The Art of Wonder

A Brown University/Rhode Island School of Design Dual-Degree student (BRDD, 2017), artist, writer, urbanist, and explorer of the world dedicated to finding Wondrous things. Art, design, science, literature and the connections between them. For my original artwork see

Posts tagged knowledge

Jul 4
“It is vital that science is not seen to hide behind closed laboratory doors, but engages seriously with the public.”

The massive impact of science on our collective and individual lives has decreased the willingness of many to accept the pronouncements of scientists unless they can verify the strength of the underlying evidence for themselves. […] 

Open your minds and share your results, says Geoffry Boulton, asking that scientists make data available to the public and to other researchers, because “Science’s capacity for self-correction comes from this openness to scrutiny and challenge”.

Science as an open enterprise is a report from the Royal Society that highlights 6 main changes needed to improve the openess of science:

  1. “a shift away from a research culture where data is viewed as a private preserve;
  2. expanding the criteria used to evaluate research to give credit for useful data communication and novel ways of collaborating;
  3. the development of common standards for communicating data;
  4. mandating intelligent openness for data relevant to published scientific papers;
  5. strengthening the cohort of data scientists needed to manage and support the use of digital data;
  6. the development and use of new software tools to automate and simplify the creation and exploitation of datasets.

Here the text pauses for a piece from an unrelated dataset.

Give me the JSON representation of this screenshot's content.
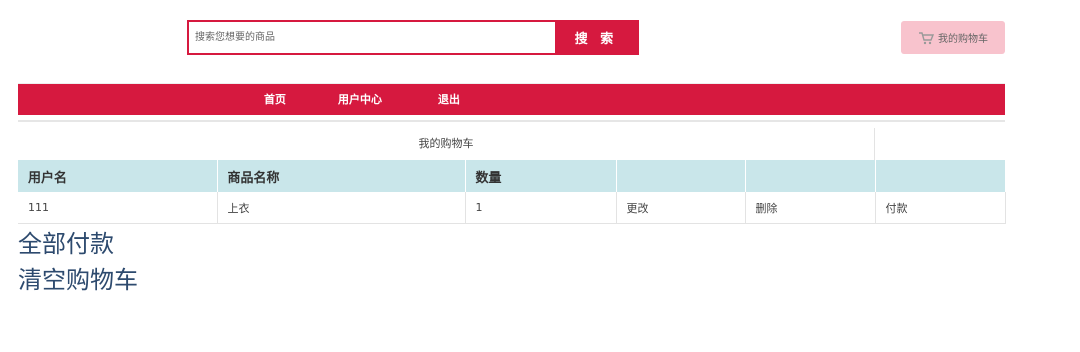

(via smarterplanet)

(via bbglasses)

Jun 28

Walt Whitman Appreciation

This summer, I have made it my goal to read both the original and “death-bed” editions of Walt Whitman’s Leaves of Grass in their entirety and to study them deeply. I have done this with only one Whitman poem (arguably Whitman’s most famous), “Song of Myself”. This sublime treatise details the power of Nature, of People, of the American Spirt, of Work, of Suffering, of Joy, and of the Self. It is written in plain, honest language and can be read and understood on different levels by all people. “Song of Myself” transcends history, class, and culture, and speaks on a level more universal and primeval than all of these. Although I have casually read many of the other poems in Leaves of Grass, “Song of Myself” has been the only one I’ve delved into and from which I’ve gained true understanding. 

Last year, as part of a school assignment, I spent about two months with “Song of Myself”, taking it apart and putting it back together in the context of American history and Whitman’s personal narrative, and finally, in the context of my own life and understanding of the world. From that point on, Walt Whitman’s “Song of Myself” became, for me, a kind of sacred text. I gained and continue to gain from “Song of Myself” what people of faith gain from the holy books of their faiths: guidance, comfort, resolve, solace, mystery, visions of the past, present, future. I subscribe to no faith and do not mean to say I have become a disciple of sorts of  Walt Whitman. I mean only to say that I know, from personal experience, that written words (even those which are not divinely inspired) have the power to transform and enrich one’s life. 

Now I wish to expand that transformative experience. In reading the rest of Walt Whitman’s poems the way I read “Song of Myself”, I hope to know more intimately the language Walt Whitman spoke. I wish to understand the conversations Walt Whitman had with the Universe in its own tongue.